While environmental initiatives are becoming easier to measure, such as carbon emissions reductions, the social aspect of sustainability is less tangible. But L’Oréal China has worked with its partner GEP to outstrip its goals for an ambitious social impact project around supplier diversity. The project, known as Solidarity Sourcing, aims to enhance social inclusion throughout its business ecosystem. As a subsidiary of global beauty giant L’Oréal Group, L’Oréal China has the potential to create a sea change of positive social change through its actions. The initiative, which won the prestigious CIPS Asia Excellence in Procurement Award for the “best initiative to build a diverse supplier base” has enabled people from underprivileged and minority communities to be a part of L’Oréal China’s broad supplier network. The original target was to provide 500 full-time equivalent (FTE) jobs across supplier sites in 2021, providing employment opportunities to underrepresented groups.
By taking a strategic approach, developing an appropriate operating model and implementing process flows, the programme ended up exceeding that goal by 27%, giving more people access to secure employment which would have otherwise been out of their reach, as well as diversifying L’Oréal China’s supply base. Any such ambitious project requires careful change management and effective communications to be successful.
All stakeholders needed to be aligned on the importance of ESG before the project was rolled out. The procurement team conducted workshops and training sessions for both internal stakeholders and suppliers, to explain and localise the strategy and translate it into actionable tasks. A constant drumbeat of communications, alongside workshops and roadshows, helped to raise awareness among the existing supplier base.

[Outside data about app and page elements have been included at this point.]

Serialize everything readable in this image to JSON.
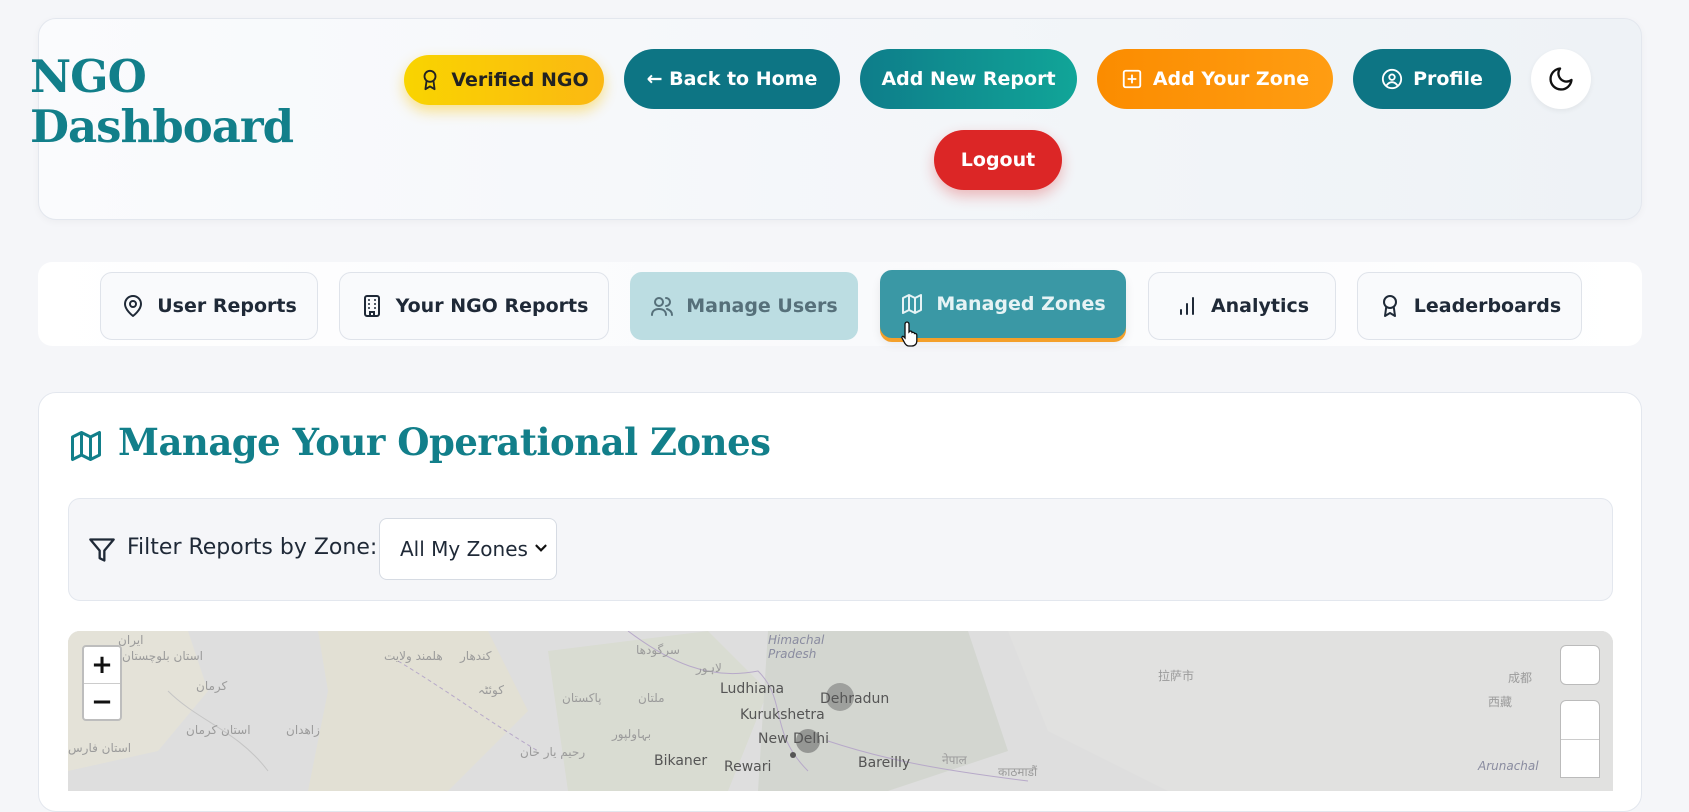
{
  "header": {
    "title": "NGO Dashboard",
    "verified_badge": "Verified NGO",
    "back_home": "← Back to Home",
    "add_report": "Add New Report",
    "add_zone": "Add Your Zone",
    "profile": "Profile",
    "logout": "Logout"
  },
  "tabs": [
    {
      "label": "User Reports",
      "icon": "map-pin-icon"
    },
    {
      "label": "Your NGO Reports",
      "icon": "building-icon"
    },
    {
      "label": "Manage Users",
      "icon": "users-icon"
    },
    {
      "label": "Managed Zones",
      "icon": "map-icon",
      "active": true
    },
    {
      "label": "Analytics",
      "icon": "bar-chart-icon"
    },
    {
      "label": "Leaderboards",
      "icon": "award-icon"
    }
  ],
  "main": {
    "title": "Manage Your Operational Zones",
    "filter_label": "Filter Reports by Zone:",
    "filter_value": "All My Zones"
  },
  "map": {
    "zoom_in": "+",
    "zoom_out": "−",
    "labels": [
      "Ludhiana",
      "Dehradun",
      "Kurukshetra",
      "New Delhi",
      "Bikaner",
      "Rewari",
      "Bareilly",
      "Himachal Pradesh",
      "Arunachal",
      "ایران",
      "استان بلوچستان",
      "کرمان",
      "زاهدان",
      "کوئٹہ",
      "ملتان",
      "پاکستان",
      "سرگودھا",
      "لاہور",
      "بہاولپور",
      "رحیم یار خان",
      "هلمند ولایت",
      "کندهار",
      "استان کرمان",
      "استان فارس",
      "नेपाल",
      "काठमाडौं",
      "拉萨市",
      "成都",
      "西藏"
    ]
  },
  "colors": {
    "brand_teal": "#127f8a",
    "orange": "#fb8c00",
    "red": "#dc2626",
    "gold": "#f9d400"
  }
}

“The key to success is L’Oréal is relentlessly engaging and encouraging their suppliers to evaluate how they can give more jobs to underprivileged people and communities,” says Michael Seitz, vice-president, GEP Consulting, China. “Communication is ongoing. Importantly, suppliers are rewarded for contributing to the programme.” L’Oréal China also assigned one dedicated resource to act as a central knowledge centre within the indirect procurement team, to ensure any queries could be handled efficiently.

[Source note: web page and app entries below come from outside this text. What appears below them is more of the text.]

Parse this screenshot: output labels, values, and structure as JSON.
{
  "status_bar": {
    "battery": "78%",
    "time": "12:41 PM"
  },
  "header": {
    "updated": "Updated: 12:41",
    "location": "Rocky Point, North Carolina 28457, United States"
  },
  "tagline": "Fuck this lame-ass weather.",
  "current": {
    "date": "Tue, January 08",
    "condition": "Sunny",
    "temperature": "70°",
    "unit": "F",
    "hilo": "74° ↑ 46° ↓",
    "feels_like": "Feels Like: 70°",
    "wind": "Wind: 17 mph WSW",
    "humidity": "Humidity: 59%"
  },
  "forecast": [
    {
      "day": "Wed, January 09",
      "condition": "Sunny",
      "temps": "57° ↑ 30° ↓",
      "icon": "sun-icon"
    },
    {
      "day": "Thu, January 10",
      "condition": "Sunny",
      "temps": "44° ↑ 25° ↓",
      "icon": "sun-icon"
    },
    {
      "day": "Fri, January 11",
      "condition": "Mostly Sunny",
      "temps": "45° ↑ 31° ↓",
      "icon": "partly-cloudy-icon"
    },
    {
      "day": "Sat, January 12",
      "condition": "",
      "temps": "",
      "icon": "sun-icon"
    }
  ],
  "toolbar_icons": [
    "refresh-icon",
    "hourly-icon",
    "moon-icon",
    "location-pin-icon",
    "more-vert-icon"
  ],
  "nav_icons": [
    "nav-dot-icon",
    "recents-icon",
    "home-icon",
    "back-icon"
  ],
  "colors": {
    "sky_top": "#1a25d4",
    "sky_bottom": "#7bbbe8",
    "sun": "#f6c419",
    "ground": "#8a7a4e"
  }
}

And the success of the 2021 implementation resulted in a high level of motivation and engagement around the programme. The project shows how a large business such as L’Oréal can “use its purchasing influence to provide better accessibility to underprivileged communities across China”, says Seitz. “L’Oréal is showing how a procurement function contributes to making a positive social and societal impact.”
Words by Katie Jacobs
This article was originally published by Supply Management for the Chartered Institute of Procurement and Supply. You can read the full report, The Case for Social Value, at https://www.cips.org/supply-management/campaign/supply-management-updates/supply-management-update-september-2022/